==== DATA UNDER STUDY
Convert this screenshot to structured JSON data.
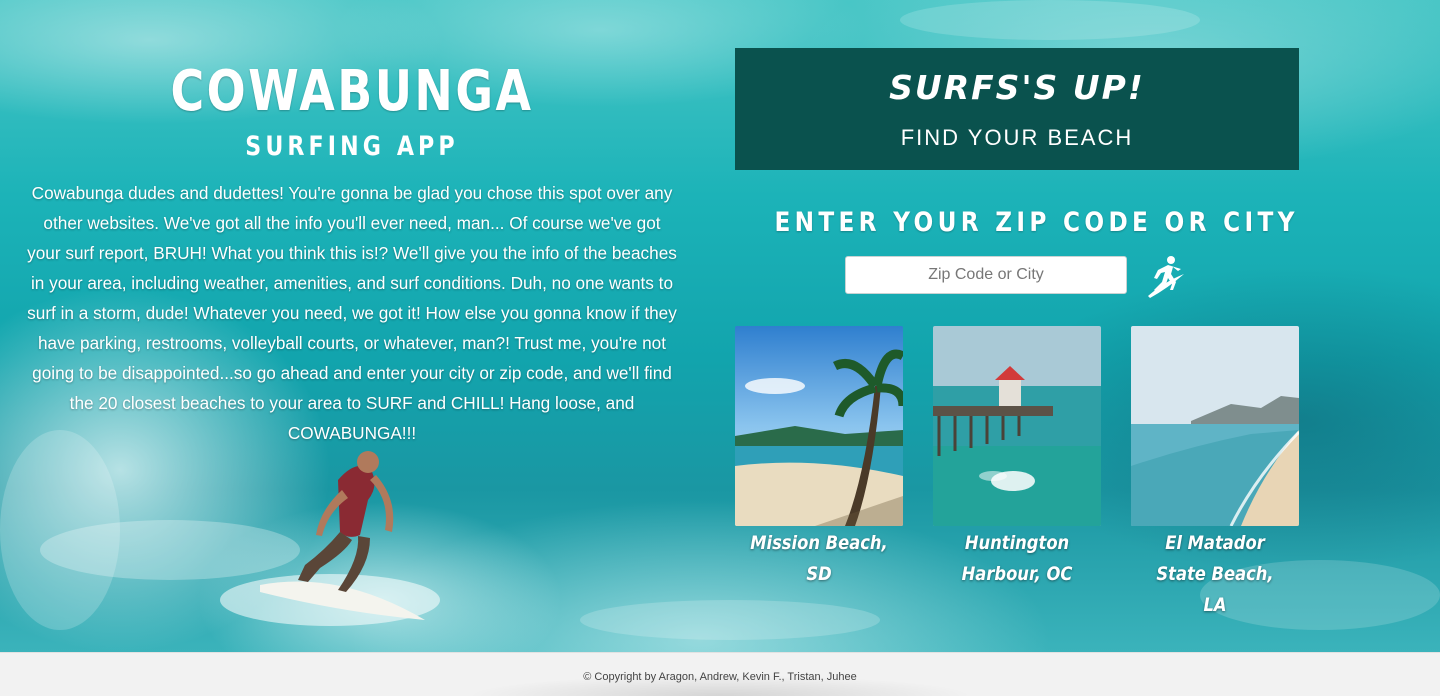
{
  "brand": {
    "title": "COWABUNGA",
    "subtitle": "SURFING APP",
    "intro": "Cowabunga dudes and dudettes! You're gonna be glad you chose this spot over any other websites. We've got all the info you'll ever need, man... Of course we've got your surf report, BRUH! What you think this is!? We'll give you the info of the beaches in your area, including weather, amenities, and surf conditions. Duh, no one wants to surf in a storm, dude! Whatever you need, we got it! How else you gonna know if they have parking, restrooms, volleyball courts, or whatever, man?! Trust me, you're not going to be disappointed...so go ahead and enter your city or zip code, and we'll find the 20 closest beaches to your area to SURF and CHILL! Hang loose, and COWABUNGA!!!"
  },
  "banner": {
    "title": "SURFS'S UP!",
    "subtitle": "FIND YOUR BEACH"
  },
  "search": {
    "heading": "ENTER YOUR ZIP CODE OR CITY",
    "placeholder": "Zip Code or City",
    "value": "",
    "button_icon": "surfer-icon"
  },
  "beaches": [
    {
      "name": "Mission Beach, SD",
      "image": "tropical-beach-palm"
    },
    {
      "name": "Huntington Harbour, OC",
      "image": "pier-ocean"
    },
    {
      "name": "El Matador State Beach, LA",
      "image": "coastline-mountains"
    }
  ],
  "footer": {
    "copyright": "© Copyright by Aragon, Andrew, Kevin F., Tristan, Juhee"
  },
  "colors": {
    "banner_bg": "#0a524e",
    "ocean": "#12a4ad",
    "footer_bg": "#f2f2f2"
  }
}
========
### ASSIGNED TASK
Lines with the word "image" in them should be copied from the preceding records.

### WRITTEN REPLY
      "image": "tropical-beach-palm"
      "image": "pier-ocean"
      "image": "coastline-mountains"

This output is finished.